#### EXERCISE
Everything in the listing below needs to be retyped exactly.

#### DATA
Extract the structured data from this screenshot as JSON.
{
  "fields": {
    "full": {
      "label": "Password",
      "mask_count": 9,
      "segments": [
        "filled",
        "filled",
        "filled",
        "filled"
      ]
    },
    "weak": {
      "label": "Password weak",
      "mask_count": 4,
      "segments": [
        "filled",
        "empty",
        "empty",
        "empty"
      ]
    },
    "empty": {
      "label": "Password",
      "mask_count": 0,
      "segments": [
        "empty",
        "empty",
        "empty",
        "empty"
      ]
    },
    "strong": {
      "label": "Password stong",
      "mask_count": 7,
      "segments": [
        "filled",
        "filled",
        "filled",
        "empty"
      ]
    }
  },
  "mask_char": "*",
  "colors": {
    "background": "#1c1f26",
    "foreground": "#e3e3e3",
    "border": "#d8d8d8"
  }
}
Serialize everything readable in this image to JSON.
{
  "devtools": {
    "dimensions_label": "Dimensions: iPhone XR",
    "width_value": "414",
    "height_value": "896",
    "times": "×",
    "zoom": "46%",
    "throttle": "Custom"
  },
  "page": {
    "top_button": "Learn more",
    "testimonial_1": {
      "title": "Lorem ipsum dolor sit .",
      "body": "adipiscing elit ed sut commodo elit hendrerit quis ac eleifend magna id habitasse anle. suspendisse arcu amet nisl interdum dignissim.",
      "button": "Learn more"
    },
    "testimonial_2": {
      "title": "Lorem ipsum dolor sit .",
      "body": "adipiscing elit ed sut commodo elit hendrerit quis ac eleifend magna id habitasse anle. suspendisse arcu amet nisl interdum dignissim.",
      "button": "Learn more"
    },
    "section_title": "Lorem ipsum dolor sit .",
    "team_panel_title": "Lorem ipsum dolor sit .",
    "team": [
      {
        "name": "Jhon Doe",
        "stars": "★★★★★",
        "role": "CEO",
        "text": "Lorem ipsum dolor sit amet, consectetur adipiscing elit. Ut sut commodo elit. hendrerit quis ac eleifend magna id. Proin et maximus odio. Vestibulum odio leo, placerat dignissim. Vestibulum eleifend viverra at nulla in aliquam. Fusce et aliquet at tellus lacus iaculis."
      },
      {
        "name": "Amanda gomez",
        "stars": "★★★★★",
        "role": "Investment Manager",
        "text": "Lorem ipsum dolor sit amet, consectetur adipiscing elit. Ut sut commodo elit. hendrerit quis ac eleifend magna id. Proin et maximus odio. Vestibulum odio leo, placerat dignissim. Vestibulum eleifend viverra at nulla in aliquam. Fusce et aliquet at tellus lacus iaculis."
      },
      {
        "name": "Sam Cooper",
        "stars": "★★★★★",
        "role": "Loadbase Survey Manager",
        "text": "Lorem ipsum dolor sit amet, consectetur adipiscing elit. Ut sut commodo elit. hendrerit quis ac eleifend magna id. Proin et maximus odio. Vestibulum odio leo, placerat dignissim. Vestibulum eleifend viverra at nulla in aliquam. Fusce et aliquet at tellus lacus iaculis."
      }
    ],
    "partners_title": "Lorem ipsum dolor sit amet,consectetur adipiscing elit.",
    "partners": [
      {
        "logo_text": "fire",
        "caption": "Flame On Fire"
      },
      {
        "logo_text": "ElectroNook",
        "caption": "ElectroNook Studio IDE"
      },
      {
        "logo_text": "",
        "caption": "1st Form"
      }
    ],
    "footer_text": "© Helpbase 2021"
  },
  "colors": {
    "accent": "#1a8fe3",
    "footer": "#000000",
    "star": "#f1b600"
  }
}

#### RESULT OF THIS TASK
Extract the structured data from this screenshot as JSON.
{
  "fields": {
    "full": {
      "label": "Password",
      "mask_count": 9,
      "segments": [
        "filled",
        "filled",
        "filled",
        "filled"
      ]
    },
    "weak": {
      "label": "Password weak",
      "mask_count": 4,
      "segments": [
        "filled",
        "empty",
        "empty",
        "empty"
      ]
    },
    "empty": {
      "label": "Password",
      "mask_count": 0,
      "segments": [
        "empty",
        "empty",
        "empty",
        "empty"
      ]
    },
    "strong": {
      "label": "Password stong",
      "mask_count": 7,
      "segments": [
        "filled",
        "filled",
        "filled",
        "empty"
      ]
    }
  },
  "mask_char": "*",
  "colors": {
    "background": "#1c1f26",
    "foreground": "#e3e3e3",
    "border": "#d8d8d8"
  }
}
Serialize everything readable in this image to JSON.
{
  "devtools": {
    "dimensions_label": "Dimensions: iPhone XR",
    "width_value": "414",
    "height_value": "896",
    "times": "×",
    "zoom": "46%",
    "throttle": "Custom"
  },
  "page": {
    "top_button": "Learn more",
    "testimonial_1": {
      "title": "Lorem ipsum dolor sit .",
      "body": "adipiscing elit ed sut commodo elit hendrerit quis ac eleifend magna id habitasse anle. suspendisse arcu amet nisl interdum dignissim.",
      "button": "Learn more"
    },
    "testimonial_2": {
      "title": "Lorem ipsum dolor sit .",
      "body": "adipiscing elit ed sut commodo elit hendrerit quis ac eleifend magna id habitasse anle. suspendisse arcu amet nisl interdum dignissim.",
      "button": "Learn more"
    },
    "section_title": "Lorem ipsum dolor sit .",
    "team_panel_title": "Lorem ipsum dolor sit .",
    "team": [
      {
        "name": "Jhon Doe",
        "stars": "★★★★★",
        "role": "CEO",
        "text": "Lorem ipsum dolor sit amet, consectetur adipiscing elit. Ut sut commodo elit. hendrerit quis ac eleifend magna id. Proin et maximus odio. Vestibulum odio leo, placerat dignissim. Vestibulum eleifend viverra at nulla in aliquam. Fusce et aliquet at tellus lacus iaculis."
      },
      {
        "name": "Amanda gomez",
        "stars": "★★★★★",
        "role": "Investment Manager",
        "text": "Lorem ipsum dolor sit amet, consectetur adipiscing elit. Ut sut commodo elit. hendrerit quis ac eleifend magna id. Proin et maximus odio. Vestibulum odio leo, placerat dignissim. Vestibulum eleifend viverra at nulla in aliquam. Fusce et aliquet at tellus lacus iaculis."
      },
      {
        "name": "Sam Cooper",
        "stars": "★★★★★",
        "role": "Loadbase Survey Manager",
        "text": "Lorem ipsum dolor sit amet, consectetur adipiscing elit. Ut sut commodo elit. hendrerit quis ac eleifend magna id. Proin et maximus odio. Vestibulum odio leo, placerat dignissim. Vestibulum eleifend viverra at nulla in aliquam. Fusce et aliquet at tellus lacus iaculis."
      }
    ],
    "partners_title": "Lorem ipsum dolor sit amet,consectetur adipiscing elit.",
    "partners": [
      {
        "logo_text": "fire",
        "caption": "Flame On Fire"
      },
      {
        "logo_text": "ElectroNook",
        "caption": "ElectroNook Studio IDE"
      },
      {
        "logo_text": "",
        "caption": "1st Form"
      }
    ],
    "footer_text": "© Helpbase 2021"
  },
  "colors": {
    "accent": "#1a8fe3",
    "footer": "#000000",
    "star": "#f1b600"
  }
}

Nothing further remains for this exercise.